So, you finished the Imagine No Racism (INR) training. You checked off that box for your annual Church Conference. It’s going to be time to move on to the next “cause of the day.” Is that how the INR initiative of the Annual Conference has left you feeling?
There are still challenges to be met, wrongs to be righted, and sins to be identified and repented of. The work of ridding ourselves, our communities, our churches and our land of the sin of racism is barely begun. Imagine No Racism is not a fad program, a box to be marked off. It is a call to radically changed vision and understanding of the nature and impact that the long-standing reality of racism has had upon our society as a whole. It is designed and intended as a first step in the process of eradicating this evil wherever it exists, in whatever guise we find it.
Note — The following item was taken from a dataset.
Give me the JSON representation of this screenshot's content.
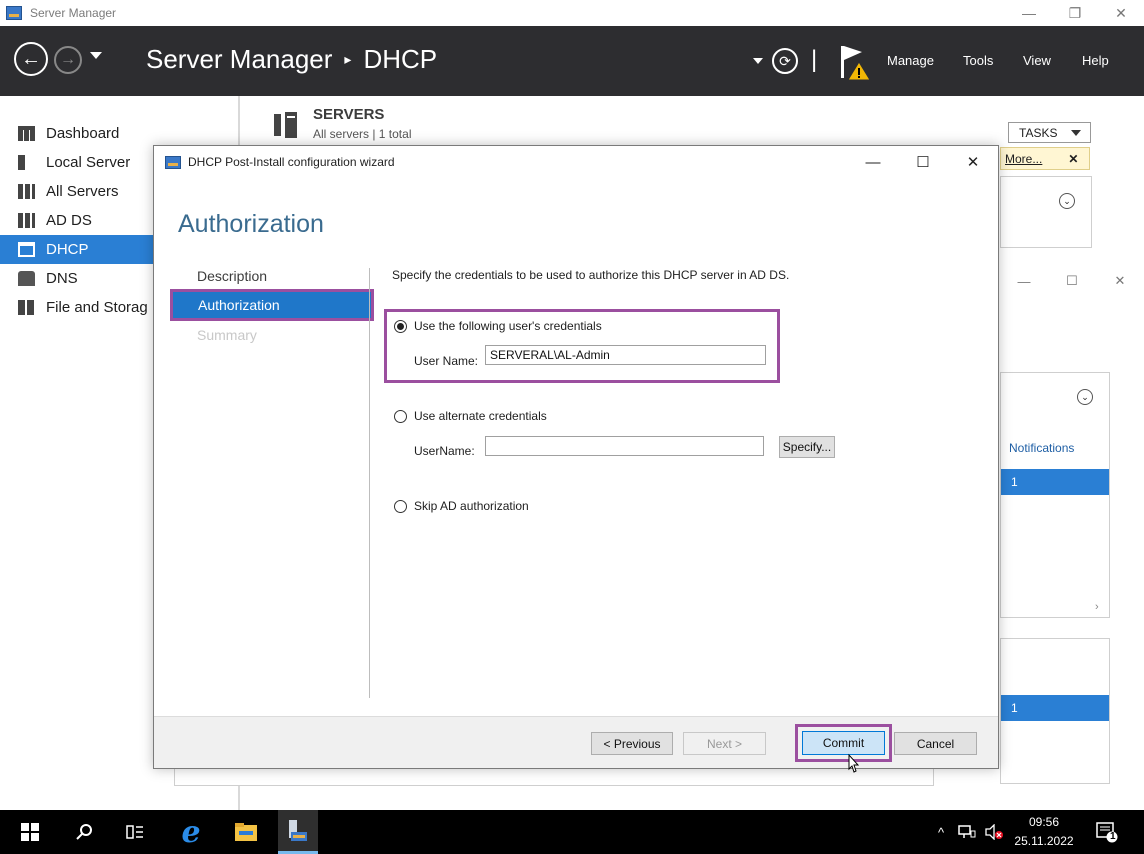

You may be astounded to learn that, just this past December, Congress enacted legislation establishing lynching as a Federal Hate Crime! Do you still think the INR program was a “feel-good initiative” rather than a long-overdue corrective to an established and entrenched evil?
The Conference Social Holiness Committee and the Conference Commission on Religion and Race have introduced INR as a first step in what must be a process of learning, empowering and releasing in the world a new way of looking at people that uplifts rather than denigrates, celebrates rather than demeans, welcomes rather than shuns, those whose differences have historically been marginalized.
We, as Christians and as United Methodists, have an obligation to seek the best of all things for those who God puts in our path. Historically, we have educated, supported, sacrificed for, and held ourselves to account for those whom society has marginalized. That obligation has not changed since the first Methodist societies established by John Wesley. We still hold to the notion that all persons are of worth, are created by the same God who made each of us, are gifted by that creator God, and need God’s justifying, sanctifying, and perfecting Grace.
Imagine No Racism was a first, small, step on a journey. Where that journey will ultimately lead we don’t know, but we know that it must be undertaken if we are to follow God’s call on our lives, on the Upper New York Annual Conference, and on the United Methodist Church. To fail to make that journey is to fail to follow the commandments of the One we call Lord.
Already the conversation has started regarding the next steps on this road of discovery and growth. CCORR is asking the same questions you have asked—what now? How do we apply what we have leaned? Where is this leading us? And, most importantly, how do I effectively take this to my congregation and community, so that our world can truly be transformed?
Social Holiness is not, ultimately, a Conference Committee. It is a fundamental attitude of the heirs of the movement started by John Wesley nearly three centuries ago. Social Holiness is holiness. It is what makes us Methodist. It is who we are and what we do.